Morning comes early.
You walk on the bridge, the smell of fresh coffee fills the air. The DPO on the desk gives a tired smile, as his relief has finally shown up. He has had a busy night.
Working on a DP vessel shares many similarities with working on a regular vessel. There are unique aspects about it as well. The following article is by no means comprehensive, as we cannot hope to cover all the variations here, but the intent is to paint a broad picture of the scope of work & what is expected.
In general there will be 4 officers in charge of the DP watch. All 4 will be fully licenced DPO’s and 2 of them will be the Senior DPO’s. In many cases this corresponds to the Chief Officer & First Officer positions. If there are juniors, or DPO’s still in training without the requisite time completed they will be additional.
Note that on some vessels that the Chief Mate is an additional position to the DP Team. In this case the C/O will concentrate on running the deck.
Watches are organized in staggered 12 hour shifts. The DPO’s change out at 0600 & 1800, while the Seniors change at Noon & Midnight. This serves the purpose of having somebody there that is familiar with the events of the last 6 hours. If the watch change occurs right in the middle of something it allows the new person on watch a
chance to get up to speed before getting in to the deep end of the pool.
If you are looking for excitement, look somewhere else. When you take the desk remember that Boring DP is Good DP!
On the Desk
The first order of business after being handed over the watch (& once the coffee is poured!) is to run through a DP checklist. This ensures that you are aware of all the settings & that all systems are functioning properly. You can also pick up on something that may have been missed during the handover. It happens.
Time on the desk is split so that you will do one hour on, one hour off, in the Hot Seat. While you are on the desk you are responsible for making the vessel movements & for coordinating those moves with the various departments.
Off the Desk
It is very bad form to step in & start navigating pages or entering moves when you are not on the desk. Just as you wouldn’t make helm movements while underway & it is not your watch.
When your hour off the desk comes that doesn’t mean its time to lay back! The off desk DPO needs to assist in all the other tasks that the bridge team is responsible for. Things such as writing permits, monitoring the fire detection system & handling comms while the other DPO is busy handling the vessel.
And thats not to mention your regular duties as an officer! Just because you handle the DP system does not mean your other responsibilities are now null & void. Charts still need correction, safety gear requires maintenance & inspections, stability needs to be monitored & in some cases ballast needs to be pumped.

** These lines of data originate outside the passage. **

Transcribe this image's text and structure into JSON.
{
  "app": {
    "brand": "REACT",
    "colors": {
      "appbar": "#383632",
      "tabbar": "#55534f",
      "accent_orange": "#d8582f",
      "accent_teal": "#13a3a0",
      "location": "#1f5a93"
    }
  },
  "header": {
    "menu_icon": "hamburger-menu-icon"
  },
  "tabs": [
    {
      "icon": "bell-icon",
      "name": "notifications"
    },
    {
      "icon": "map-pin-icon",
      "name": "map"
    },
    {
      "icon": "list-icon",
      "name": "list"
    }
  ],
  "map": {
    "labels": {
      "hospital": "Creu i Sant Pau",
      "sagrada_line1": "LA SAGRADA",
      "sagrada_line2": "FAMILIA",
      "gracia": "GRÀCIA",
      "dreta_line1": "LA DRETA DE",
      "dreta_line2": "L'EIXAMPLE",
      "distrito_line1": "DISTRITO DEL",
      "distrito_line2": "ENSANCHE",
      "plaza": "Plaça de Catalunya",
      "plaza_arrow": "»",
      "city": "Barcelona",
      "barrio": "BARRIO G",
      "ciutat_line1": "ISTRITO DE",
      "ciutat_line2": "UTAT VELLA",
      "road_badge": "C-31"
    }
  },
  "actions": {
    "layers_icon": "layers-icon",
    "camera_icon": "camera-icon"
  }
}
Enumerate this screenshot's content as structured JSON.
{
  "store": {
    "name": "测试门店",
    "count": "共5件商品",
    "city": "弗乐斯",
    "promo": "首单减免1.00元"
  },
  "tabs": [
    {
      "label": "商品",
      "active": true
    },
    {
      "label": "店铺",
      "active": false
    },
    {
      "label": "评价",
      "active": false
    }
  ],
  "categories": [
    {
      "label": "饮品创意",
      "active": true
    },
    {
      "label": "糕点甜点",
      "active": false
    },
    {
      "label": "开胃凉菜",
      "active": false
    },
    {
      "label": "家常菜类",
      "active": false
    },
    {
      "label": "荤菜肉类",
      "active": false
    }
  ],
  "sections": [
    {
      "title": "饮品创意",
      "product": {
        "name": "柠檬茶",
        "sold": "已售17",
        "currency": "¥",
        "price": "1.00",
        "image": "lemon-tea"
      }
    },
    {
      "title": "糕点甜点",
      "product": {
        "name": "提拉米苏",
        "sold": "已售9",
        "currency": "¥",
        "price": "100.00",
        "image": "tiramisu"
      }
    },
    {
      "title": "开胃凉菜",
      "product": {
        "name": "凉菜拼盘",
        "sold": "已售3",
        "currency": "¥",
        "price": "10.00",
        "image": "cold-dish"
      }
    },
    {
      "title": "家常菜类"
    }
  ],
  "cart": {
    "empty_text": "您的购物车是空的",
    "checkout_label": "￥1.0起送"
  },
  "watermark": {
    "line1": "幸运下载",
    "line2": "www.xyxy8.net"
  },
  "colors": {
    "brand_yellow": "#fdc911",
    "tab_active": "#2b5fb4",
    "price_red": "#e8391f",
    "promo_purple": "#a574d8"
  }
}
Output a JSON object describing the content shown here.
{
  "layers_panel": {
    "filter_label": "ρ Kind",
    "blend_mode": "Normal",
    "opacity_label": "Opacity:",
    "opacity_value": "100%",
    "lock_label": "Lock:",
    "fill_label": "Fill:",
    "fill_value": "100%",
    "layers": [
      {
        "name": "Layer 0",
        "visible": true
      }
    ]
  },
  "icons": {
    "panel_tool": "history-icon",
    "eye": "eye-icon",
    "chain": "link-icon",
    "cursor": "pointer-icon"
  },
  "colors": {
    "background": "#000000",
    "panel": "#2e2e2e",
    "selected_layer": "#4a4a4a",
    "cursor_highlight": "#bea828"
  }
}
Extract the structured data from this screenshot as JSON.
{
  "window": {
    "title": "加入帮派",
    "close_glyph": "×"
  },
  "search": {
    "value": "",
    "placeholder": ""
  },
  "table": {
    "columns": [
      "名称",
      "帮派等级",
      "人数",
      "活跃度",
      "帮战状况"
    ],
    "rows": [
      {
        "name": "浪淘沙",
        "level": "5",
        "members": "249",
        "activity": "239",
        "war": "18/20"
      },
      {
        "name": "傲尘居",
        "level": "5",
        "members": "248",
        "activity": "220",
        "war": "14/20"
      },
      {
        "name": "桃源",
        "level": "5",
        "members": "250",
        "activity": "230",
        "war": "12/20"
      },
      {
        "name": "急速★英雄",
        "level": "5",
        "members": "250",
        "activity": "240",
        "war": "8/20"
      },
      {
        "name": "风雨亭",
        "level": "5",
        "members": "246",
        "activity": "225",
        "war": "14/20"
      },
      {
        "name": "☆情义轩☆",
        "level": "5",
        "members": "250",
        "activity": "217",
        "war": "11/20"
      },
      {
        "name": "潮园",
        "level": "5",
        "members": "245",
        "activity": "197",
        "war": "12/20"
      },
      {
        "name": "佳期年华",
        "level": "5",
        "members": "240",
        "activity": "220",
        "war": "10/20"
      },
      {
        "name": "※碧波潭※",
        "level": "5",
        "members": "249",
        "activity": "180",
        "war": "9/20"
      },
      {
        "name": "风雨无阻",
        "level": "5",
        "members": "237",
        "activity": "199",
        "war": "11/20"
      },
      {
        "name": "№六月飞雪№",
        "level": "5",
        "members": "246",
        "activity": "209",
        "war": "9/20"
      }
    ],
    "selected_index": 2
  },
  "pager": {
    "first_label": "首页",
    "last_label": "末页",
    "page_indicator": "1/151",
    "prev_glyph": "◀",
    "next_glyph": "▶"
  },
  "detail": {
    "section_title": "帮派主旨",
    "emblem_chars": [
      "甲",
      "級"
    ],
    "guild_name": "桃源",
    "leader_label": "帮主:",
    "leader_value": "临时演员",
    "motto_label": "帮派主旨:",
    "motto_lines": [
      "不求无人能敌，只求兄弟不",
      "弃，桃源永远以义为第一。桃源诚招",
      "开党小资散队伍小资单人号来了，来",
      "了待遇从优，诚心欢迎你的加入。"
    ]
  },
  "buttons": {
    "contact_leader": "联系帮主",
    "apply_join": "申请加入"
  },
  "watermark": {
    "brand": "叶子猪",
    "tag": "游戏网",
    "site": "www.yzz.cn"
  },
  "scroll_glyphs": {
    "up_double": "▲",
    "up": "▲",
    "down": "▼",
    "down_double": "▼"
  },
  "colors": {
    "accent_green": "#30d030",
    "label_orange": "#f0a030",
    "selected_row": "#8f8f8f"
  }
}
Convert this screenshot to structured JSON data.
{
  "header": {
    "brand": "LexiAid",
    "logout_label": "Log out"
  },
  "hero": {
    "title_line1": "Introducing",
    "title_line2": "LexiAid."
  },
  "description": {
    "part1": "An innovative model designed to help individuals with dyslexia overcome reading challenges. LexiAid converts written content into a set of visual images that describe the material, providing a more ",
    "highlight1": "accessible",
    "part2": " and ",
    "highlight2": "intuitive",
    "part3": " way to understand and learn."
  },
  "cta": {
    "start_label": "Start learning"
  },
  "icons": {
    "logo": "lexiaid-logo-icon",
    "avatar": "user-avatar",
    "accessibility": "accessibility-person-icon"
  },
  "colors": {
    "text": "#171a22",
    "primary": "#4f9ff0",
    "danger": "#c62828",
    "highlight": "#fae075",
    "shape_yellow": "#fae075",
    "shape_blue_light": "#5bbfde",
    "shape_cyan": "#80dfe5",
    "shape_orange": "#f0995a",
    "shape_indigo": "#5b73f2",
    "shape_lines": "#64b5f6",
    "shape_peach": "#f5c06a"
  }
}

The Captain Steps In
Meal times will usually see the Captain come up to offer a relief. No hour lunch breaks here! Down to the galley & back up again. You may find yourself with a Captain that lets you take some extra time, but on a busy working vessel this is not likely.
The Skipper also shows up most days in the morning & afternoon to let one of the guys out for a spell. This time is used to get caught up on your responsibilities on deck. The night shift DPO may not be so lucky however & may need to get to those jobs after watch. And no, you will not get overtime. You signed up on a Day Rate or Salary & that’s what you’ll get!
Don’t be surprised to see the bridge fill up during the day, especially around coffee time. Just make sure it’s fresh! If you can’t come to them they will come to you.
On some vessels the DPO will also act as the HLO. In that case the Captain will again come up to let you go once the chopper calls in, hopefully before it is on your deck! Depending on the layout this may mean that anemometers or Radars need to be de-selected. Good communication is critical.
The Operators Mindset
Working on the bridge it is the responsibility of everyone on shift to keep a situational overview of the entire operation. Being aware of the surrounding vessels & obstructions, the subsea structures that can affect your work, reference systems, weather & all the jobs running concurently onboard need to be watched. the integrity of the vessels systems are monitored continuously so that in the event of a change or system failure the operator is ready to react & has the information in mind of how to do so properly.
Things such as escape routes & proximity of buoys or vessels need to be addressed & plans should be made & revised as required. Everything may be going well but if a shift in wind catches you snoozing it could result in the vessel going off position in an unplanned direction. There is always the potential of damage to the ship, the environment or to the life of your crew. And when it happens it will happen fast.
I hope this sheds some light on what goes on during a typical day for those interested in getting into DP or maybe just curious.
Now its time for me to hit the rack. Morning comes early